|Genre||Video games, comedy|
|Debut||May 11, 2007|
The GameSpy Debriefings was a roundtable-style discussion between editors of GameSpy and IGN Entertainment on the week's gaming news. GameSpy Debriefings was the 25th most popular podcast under the category “Games and Hobbies” on iTunes (as of May 1, 2011). It was infamous for their hosts’ ability to de-rail the conversation from video games into explicit content or in-depth discussions about nerd culture.
On July 30, 2011, The GameSpy Debriefings ended with an episode consisting of all of (and only) the main crew, who have since started up their own podcast The Comedy Button, without GameSpy. The new podcast will be similar in content to the GameSpy Debriefings, but they try to stay off the topic of recent video games as much as they can.
The main crew at the show's dénouement of The GameSpy Debriefings consisted of:
- Anthony Gallegos of IGN Entertainment, previously of 1UP.com, Electronic Gaming Monthly, and GameSpy
- Ryan Scott of GameSpy, previously the executive editor for the 1UP.com Network's reviews department, and the reviews editor for both Computer Gaming World and Games for Windows: The Official Magazine
- Scott Bromley, formerly of IGN Entertainment
- Brian Altano, Humor Editor and graphic designer for IGN.com/GameSpy
Frequent guests included:
- Arthur Gies, formerly of IGN Entertainment
- Brian Miggels, Humor Editor for IGN Entertainment and GameSpy
- Will Tuttle, Former Editor-In-Chief of GameSpy
- Jack DeVries, Former Editor of GameSpy
- "Goodbye, And Thank You From The GameSpy Team".
- "Glu Acquires GameSpy Technology to Expand Connected, Cross-platform Mobile Leadership". Glu Mobile. Retrieved 19 November 2012.
- "Glu Shutting Down Multiplayer for GameSpy-based PC Titles". Tom's Hardware.

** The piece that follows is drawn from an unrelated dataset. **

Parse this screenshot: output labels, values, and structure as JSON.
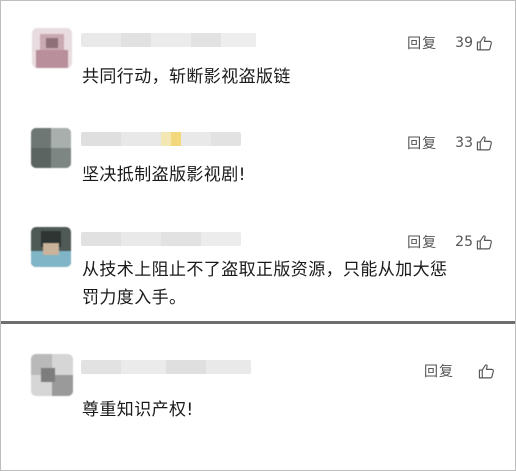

Retrieved 19 November 2012.
- "A Tale of Two GameSpys". GameSpy. Retrieved 25 February 2013.